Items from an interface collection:
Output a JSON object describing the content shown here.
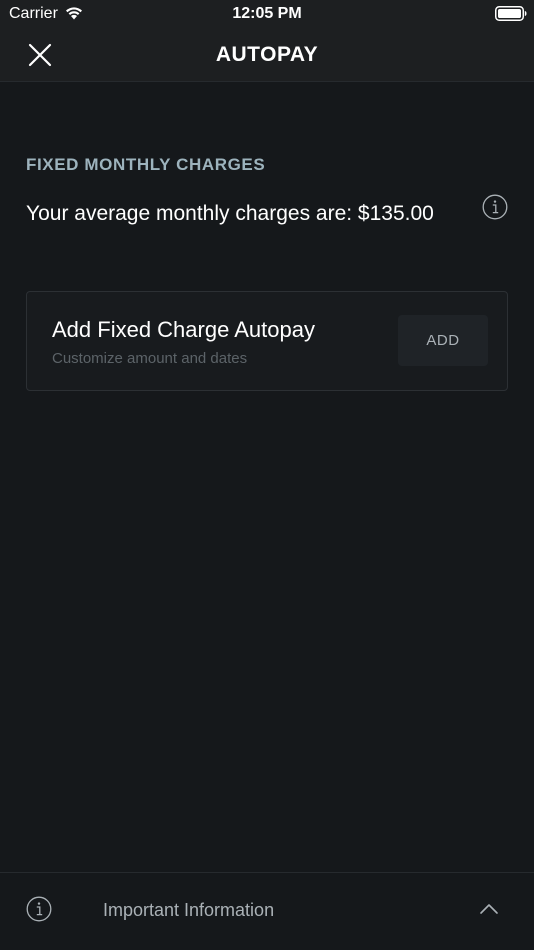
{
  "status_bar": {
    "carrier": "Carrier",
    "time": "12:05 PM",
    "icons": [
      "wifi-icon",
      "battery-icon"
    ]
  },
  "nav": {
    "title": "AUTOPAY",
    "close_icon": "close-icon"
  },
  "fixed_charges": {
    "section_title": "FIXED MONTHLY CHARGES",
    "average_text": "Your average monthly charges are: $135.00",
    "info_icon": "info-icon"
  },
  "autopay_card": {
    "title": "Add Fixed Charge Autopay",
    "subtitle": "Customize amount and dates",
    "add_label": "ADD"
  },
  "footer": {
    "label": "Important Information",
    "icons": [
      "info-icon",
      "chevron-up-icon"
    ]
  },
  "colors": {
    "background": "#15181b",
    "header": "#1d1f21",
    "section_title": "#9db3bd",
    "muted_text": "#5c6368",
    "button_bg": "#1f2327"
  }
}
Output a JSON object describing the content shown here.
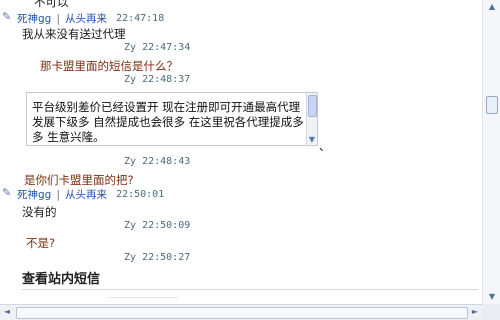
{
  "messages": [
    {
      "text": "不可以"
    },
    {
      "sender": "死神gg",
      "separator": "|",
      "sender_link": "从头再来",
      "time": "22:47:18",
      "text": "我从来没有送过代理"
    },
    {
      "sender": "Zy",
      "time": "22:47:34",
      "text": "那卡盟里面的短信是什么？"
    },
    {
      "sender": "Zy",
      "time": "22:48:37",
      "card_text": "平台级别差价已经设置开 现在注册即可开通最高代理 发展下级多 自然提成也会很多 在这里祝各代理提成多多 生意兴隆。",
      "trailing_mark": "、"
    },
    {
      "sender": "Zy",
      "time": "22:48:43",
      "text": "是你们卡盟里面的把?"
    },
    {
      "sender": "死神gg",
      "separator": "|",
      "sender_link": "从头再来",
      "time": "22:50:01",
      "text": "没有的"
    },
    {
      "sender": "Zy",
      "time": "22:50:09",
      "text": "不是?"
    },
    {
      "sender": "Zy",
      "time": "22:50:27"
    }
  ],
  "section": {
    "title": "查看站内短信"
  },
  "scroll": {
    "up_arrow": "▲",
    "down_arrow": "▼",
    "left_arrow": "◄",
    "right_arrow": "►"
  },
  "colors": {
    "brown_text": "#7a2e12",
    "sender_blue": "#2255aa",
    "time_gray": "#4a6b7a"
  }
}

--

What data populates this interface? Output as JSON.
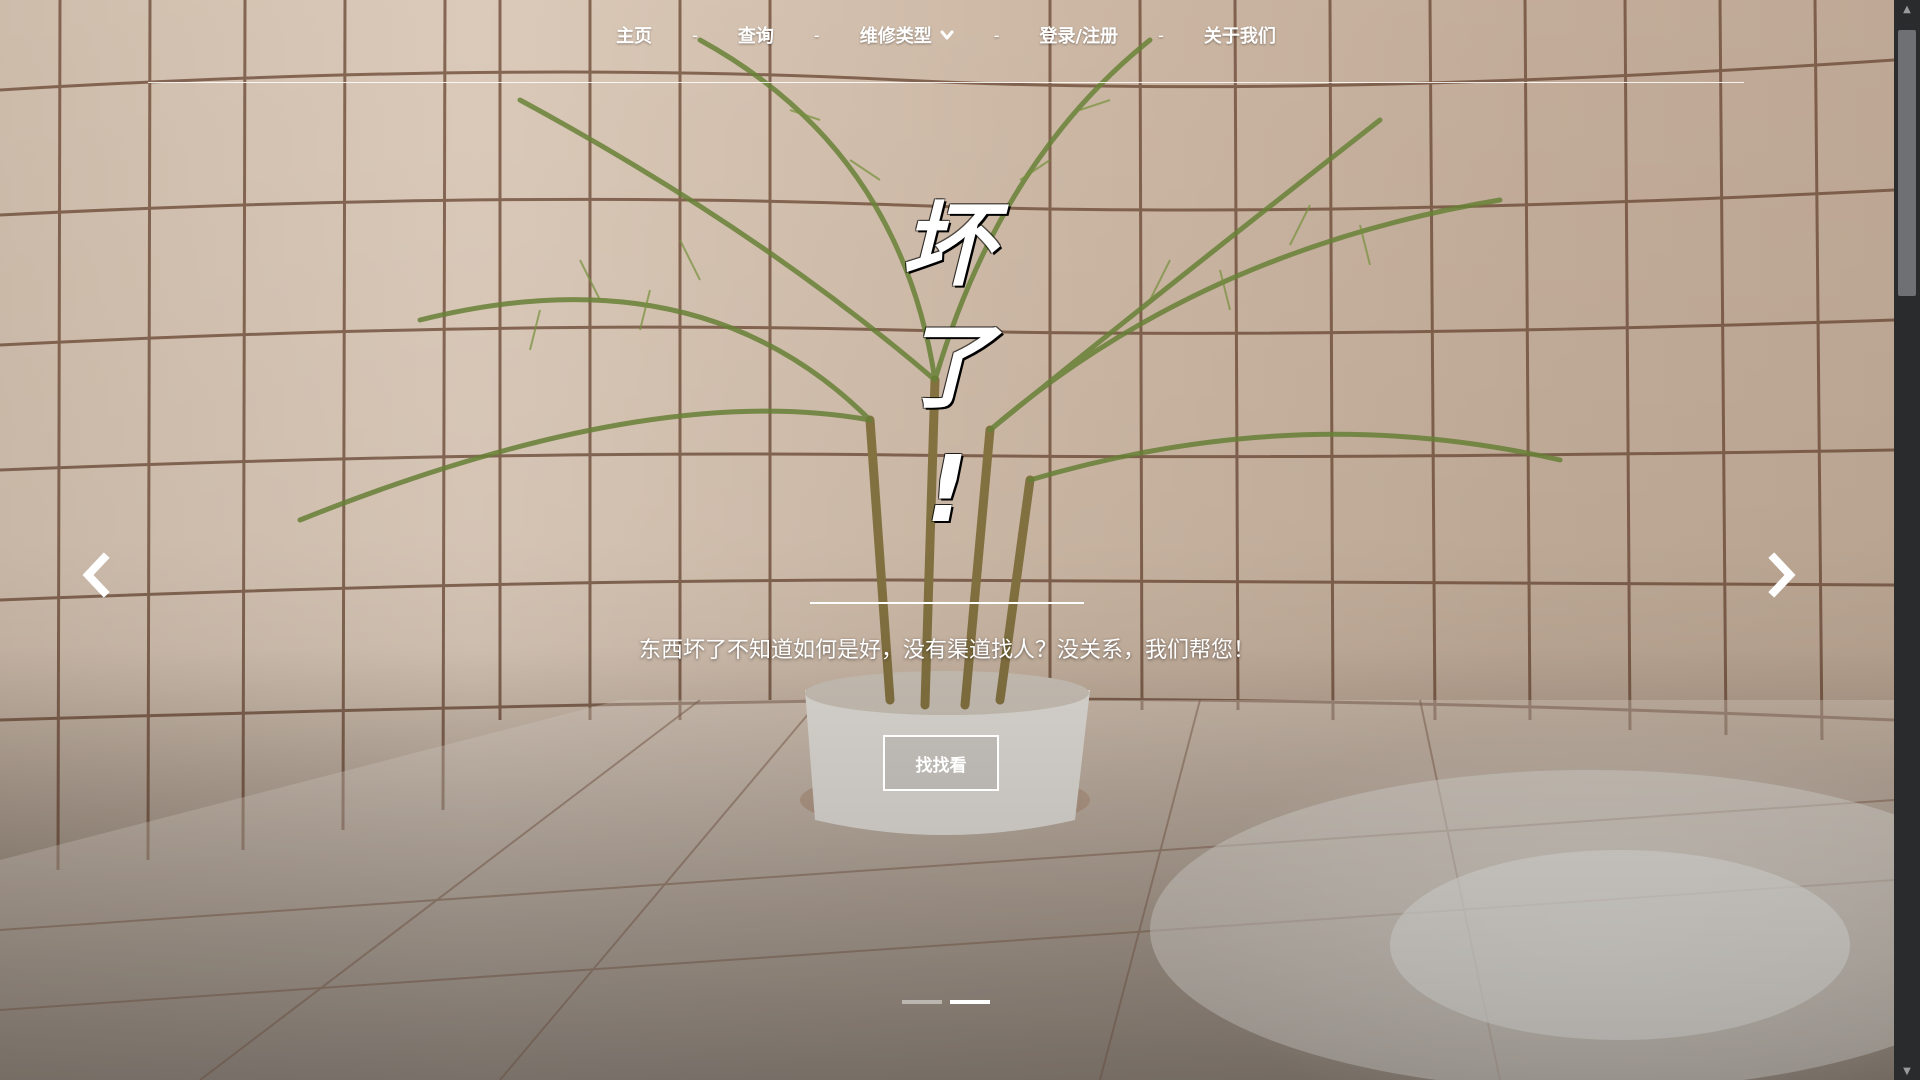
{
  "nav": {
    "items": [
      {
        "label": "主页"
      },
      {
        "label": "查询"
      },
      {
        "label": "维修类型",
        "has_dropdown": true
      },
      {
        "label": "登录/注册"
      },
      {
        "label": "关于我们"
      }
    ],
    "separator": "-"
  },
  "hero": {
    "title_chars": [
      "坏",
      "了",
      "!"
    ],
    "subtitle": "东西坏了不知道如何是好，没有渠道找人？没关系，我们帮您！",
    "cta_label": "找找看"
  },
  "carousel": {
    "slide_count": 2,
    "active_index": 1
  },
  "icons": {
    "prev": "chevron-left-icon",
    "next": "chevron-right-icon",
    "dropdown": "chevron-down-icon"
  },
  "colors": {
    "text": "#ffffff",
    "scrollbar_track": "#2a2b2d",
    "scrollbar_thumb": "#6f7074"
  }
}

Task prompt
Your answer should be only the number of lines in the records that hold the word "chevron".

Answer section
4